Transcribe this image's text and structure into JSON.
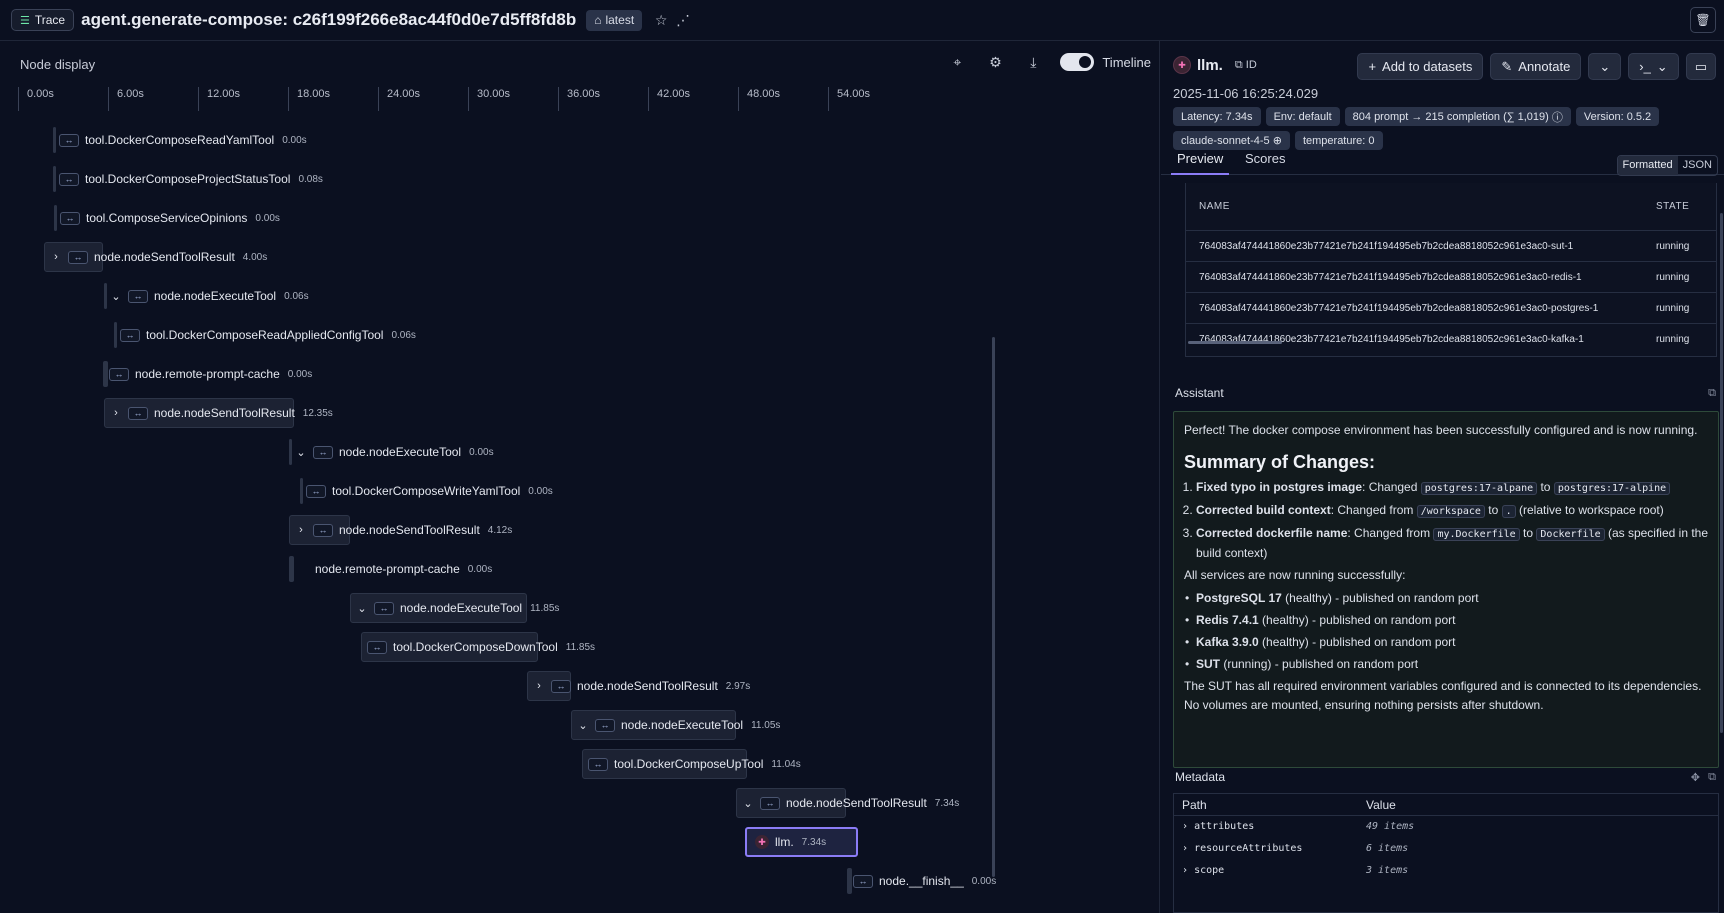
{
  "topbar": {
    "trace_label": "Trace",
    "title": "agent.generate-compose: c26f199f266e8ac44f0d0e7d5ff8fd8b",
    "tag": "latest"
  },
  "left": {
    "header": "Node display",
    "timeline_label": "Timeline",
    "ticks": [
      "0.00s",
      "6.00s",
      "12.00s",
      "18.00s",
      "24.00s",
      "30.00s",
      "36.00s",
      "42.00s",
      "48.00s",
      "54.00s"
    ],
    "nodes": [
      {
        "name": "tool.DockerComposeReadYamlTool",
        "dur": "0.00s"
      },
      {
        "name": "tool.DockerComposeProjectStatusTool",
        "dur": "0.08s"
      },
      {
        "name": "tool.ComposeServiceOpinions",
        "dur": "0.00s"
      },
      {
        "name": "node.nodeSendToolResult",
        "dur": "4.00s"
      },
      {
        "name": "node.nodeExecuteTool",
        "dur": "0.06s"
      },
      {
        "name": "tool.DockerComposeReadAppliedConfigTool",
        "dur": "0.06s"
      },
      {
        "name": "node.remote-prompt-cache",
        "dur": "0.00s"
      },
      {
        "name": "node.nodeSendToolResult",
        "dur": "12.35s"
      },
      {
        "name": "node.nodeExecuteTool",
        "dur": "0.00s"
      },
      {
        "name": "tool.DockerComposeWriteYamlTool",
        "dur": "0.00s"
      },
      {
        "name": "node.nodeSendToolResult",
        "dur": "4.12s"
      },
      {
        "name": "node.remote-prompt-cache",
        "dur": "0.00s"
      },
      {
        "name": "node.nodeExecuteTool",
        "dur": "11.85s"
      },
      {
        "name": "tool.DockerComposeDownTool",
        "dur": "11.85s"
      },
      {
        "name": "node.nodeSendToolResult",
        "dur": "2.97s"
      },
      {
        "name": "node.nodeExecuteTool",
        "dur": "11.05s"
      },
      {
        "name": "tool.DockerComposeUpTool",
        "dur": "11.04s"
      },
      {
        "name": "node.nodeSendToolResult",
        "dur": "7.34s"
      },
      {
        "name": "llm.",
        "dur": "7.34s"
      },
      {
        "name": "node.__finish__",
        "dur": "0.00s"
      }
    ]
  },
  "right": {
    "span_name": "llm.",
    "id_label": "ID",
    "actions": {
      "add": "Add to datasets",
      "annotate": "Annotate"
    },
    "timestamp": "2025-11-06 16:25:24.029",
    "chips": {
      "latency": "Latency: 7.34s",
      "env": "Env: default",
      "tokens": "804 prompt → 215 completion (∑ 1,019)",
      "version": "Version: 0.5.2",
      "model": "claude-sonnet-4-5",
      "temperature": "temperature: 0"
    },
    "tabs": {
      "preview": "Preview",
      "scores": "Scores"
    },
    "format": {
      "formatted": "Formatted",
      "json": "JSON"
    },
    "table": {
      "col_name": "NAME",
      "col_state": "STATE",
      "rows": [
        {
          "name": "764083af474441860e23b77421e7b241f194495eb7b2cdea8818052c961e3ac0-sut-1",
          "state": "running"
        },
        {
          "name": "764083af474441860e23b77421e7b241f194495eb7b2cdea8818052c961e3ac0-redis-1",
          "state": "running"
        },
        {
          "name": "764083af474441860e23b77421e7b241f194495eb7b2cdea8818052c961e3ac0-postgres-1",
          "state": "running"
        },
        {
          "name": "764083af474441860e23b77421e7b241f194495eb7b2cdea8818052c961e3ac0-kafka-1",
          "state": "running"
        }
      ]
    },
    "assistant": {
      "label": "Assistant",
      "intro": "Perfect! The docker compose environment has been successfully configured and is now running.",
      "heading": "Summary of Changes:",
      "c1_bold": "Fixed typo in postgres image",
      "c1_text": ": Changed ",
      "c1_code_a": "postgres:17-alpane",
      "c1_mid": " to ",
      "c1_code_b": "postgres:17-alpine",
      "c2_bold": "Corrected build context",
      "c2_text": ": Changed from ",
      "c2_code_a": "/workspace",
      "c2_mid": " to ",
      "c2_code_b": ".",
      "c2_tail": " (relative to workspace root)",
      "c3_bold": "Corrected dockerfile name",
      "c3_text": ": Changed from ",
      "c3_code_a": "my.Dockerfile",
      "c3_mid": " to ",
      "c3_code_b": "Dockerfile",
      "c3_tail": " (as specified in the build context)",
      "services_intro": "All services are now running successfully:",
      "s1_bold": "PostgreSQL 17",
      "s1_text": " (healthy) - published on random port",
      "s2_bold": "Redis 7.4.1",
      "s2_text": " (healthy) - published on random port",
      "s3_bold": "Kafka 3.9.0",
      "s3_text": " (healthy) - published on random port",
      "s4_bold": "SUT",
      "s4_text": " (running) - published on random port",
      "outro": "The SUT has all required environment variables configured and is connected to its dependencies. No volumes are mounted, ensuring nothing persists after shutdown."
    },
    "metadata": {
      "label": "Metadata",
      "col_path": "Path",
      "col_value": "Value",
      "rows": [
        {
          "key": "attributes",
          "value": "49 items"
        },
        {
          "key": "resourceAttributes",
          "value": "6 items"
        },
        {
          "key": "scope",
          "value": "3 items"
        }
      ]
    }
  }
}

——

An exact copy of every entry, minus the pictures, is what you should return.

Transcribe this image's text and structure into JSON.
{
  "topbar": {
    "trace_label": "Trace",
    "title": "agent.generate-compose: c26f199f266e8ac44f0d0e7d5ff8fd8b",
    "tag": "latest"
  },
  "left": {
    "header": "Node display",
    "timeline_label": "Timeline",
    "ticks": [
      "0.00s",
      "6.00s",
      "12.00s",
      "18.00s",
      "24.00s",
      "30.00s",
      "36.00s",
      "42.00s",
      "48.00s",
      "54.00s"
    ],
    "nodes": [
      {
        "name": "tool.DockerComposeReadYamlTool",
        "dur": "0.00s"
      },
      {
        "name": "tool.DockerComposeProjectStatusTool",
        "dur": "0.08s"
      },
      {
        "name": "tool.ComposeServiceOpinions",
        "dur": "0.00s"
      },
      {
        "name": "node.nodeSendToolResult",
        "dur": "4.00s"
      },
      {
        "name": "node.nodeExecuteTool",
        "dur": "0.06s"
      },
      {
        "name": "tool.DockerComposeReadAppliedConfigTool",
        "dur": "0.06s"
      },
      {
        "name": "node.remote-prompt-cache",
        "dur": "0.00s"
      },
      {
        "name": "node.nodeSendToolResult",
        "dur": "12.35s"
      },
      {
        "name": "node.nodeExecuteTool",
        "dur": "0.00s"
      },
      {
        "name": "tool.DockerComposeWriteYamlTool",
        "dur": "0.00s"
      },
      {
        "name": "node.nodeSendToolResult",
        "dur": "4.12s"
      },
      {
        "name": "node.remote-prompt-cache",
        "dur": "0.00s"
      },
      {
        "name": "node.nodeExecuteTool",
        "dur": "11.85s"
      },
      {
        "name": "tool.DockerComposeDownTool",
        "dur": "11.85s"
      },
      {
        "name": "node.nodeSendToolResult",
        "dur": "2.97s"
      },
      {
        "name": "node.nodeExecuteTool",
        "dur": "11.05s"
      },
      {
        "name": "tool.DockerComposeUpTool",
        "dur": "11.04s"
      },
      {
        "name": "node.nodeSendToolResult",
        "dur": "7.34s"
      },
      {
        "name": "llm.",
        "dur": "7.34s"
      },
      {
        "name": "node.__finish__",
        "dur": "0.00s"
      }
    ]
  },
  "right": {
    "span_name": "llm.",
    "id_label": "ID",
    "actions": {
      "add": "Add to datasets",
      "annotate": "Annotate"
    },
    "timestamp": "2025-11-06 16:25:24.029",
    "chips": {
      "latency": "Latency: 7.34s",
      "env": "Env: default",
      "tokens": "804 prompt → 215 completion (∑ 1,019)",
      "version": "Version: 0.5.2",
      "model": "claude-sonnet-4-5",
      "temperature": "temperature: 0"
    },
    "tabs": {
      "preview": "Preview",
      "scores": "Scores"
    },
    "format": {
      "formatted": "Formatted",
      "json": "JSON"
    },
    "table": {
      "col_name": "NAME",
      "col_state": "STATE",
      "rows": [
        {
          "name": "764083af474441860e23b77421e7b241f194495eb7b2cdea8818052c961e3ac0-sut-1",
          "state": "running"
        },
        {
          "name": "764083af474441860e23b77421e7b241f194495eb7b2cdea8818052c961e3ac0-redis-1",
          "state": "running"
        },
        {
          "name": "764083af474441860e23b77421e7b241f194495eb7b2cdea8818052c961e3ac0-postgres-1",
          "state": "running"
        },
        {
          "name": "764083af474441860e23b77421e7b241f194495eb7b2cdea8818052c961e3ac0-kafka-1",
          "state": "running"
        }
      ]
    },
    "assistant": {
      "label": "Assistant",
      "intro": "Perfect! The docker compose environment has been successfully configured and is now running.",
      "heading": "Summary of Changes:",
      "c1_bold": "Fixed typo in postgres image",
      "c1_text": ": Changed ",
      "c1_code_a": "postgres:17-alpane",
      "c1_mid": " to ",
      "c1_code_b": "postgres:17-alpine",
      "c2_bold": "Corrected build context",
      "c2_text": ": Changed from ",
      "c2_code_a": "/workspace",
      "c2_mid": " to ",
      "c2_code_b": ".",
      "c2_tail": " (relative to workspace root)",
      "c3_bold": "Corrected dockerfile name",
      "c3_text": ": Changed from ",
      "c3_code_a": "my.Dockerfile",
      "c3_mid": " to ",
      "c3_code_b": "Dockerfile",
      "c3_tail": " (as specified in the build context)",
      "services_intro": "All services are now running successfully:",
      "s1_bold": "PostgreSQL 17",
      "s1_text": " (healthy) - published on random port",
      "s2_bold": "Redis 7.4.1",
      "s2_text": " (healthy) - published on random port",
      "s3_bold": "Kafka 3.9.0",
      "s3_text": " (healthy) - published on random port",
      "s4_bold": "SUT",
      "s4_text": " (running) - published on random port",
      "outro": "The SUT has all required environment variables configured and is connected to its dependencies. No volumes are mounted, ensuring nothing persists after shutdown."
    },
    "metadata": {
      "label": "Metadata",
      "col_path": "Path",
      "col_value": "Value",
      "rows": [
        {
          "key": "attributes",
          "value": "49 items"
        },
        {
          "key": "resourceAttributes",
          "value": "6 items"
        },
        {
          "key": "scope",
          "value": "3 items"
        }
      ]
    }
  }
}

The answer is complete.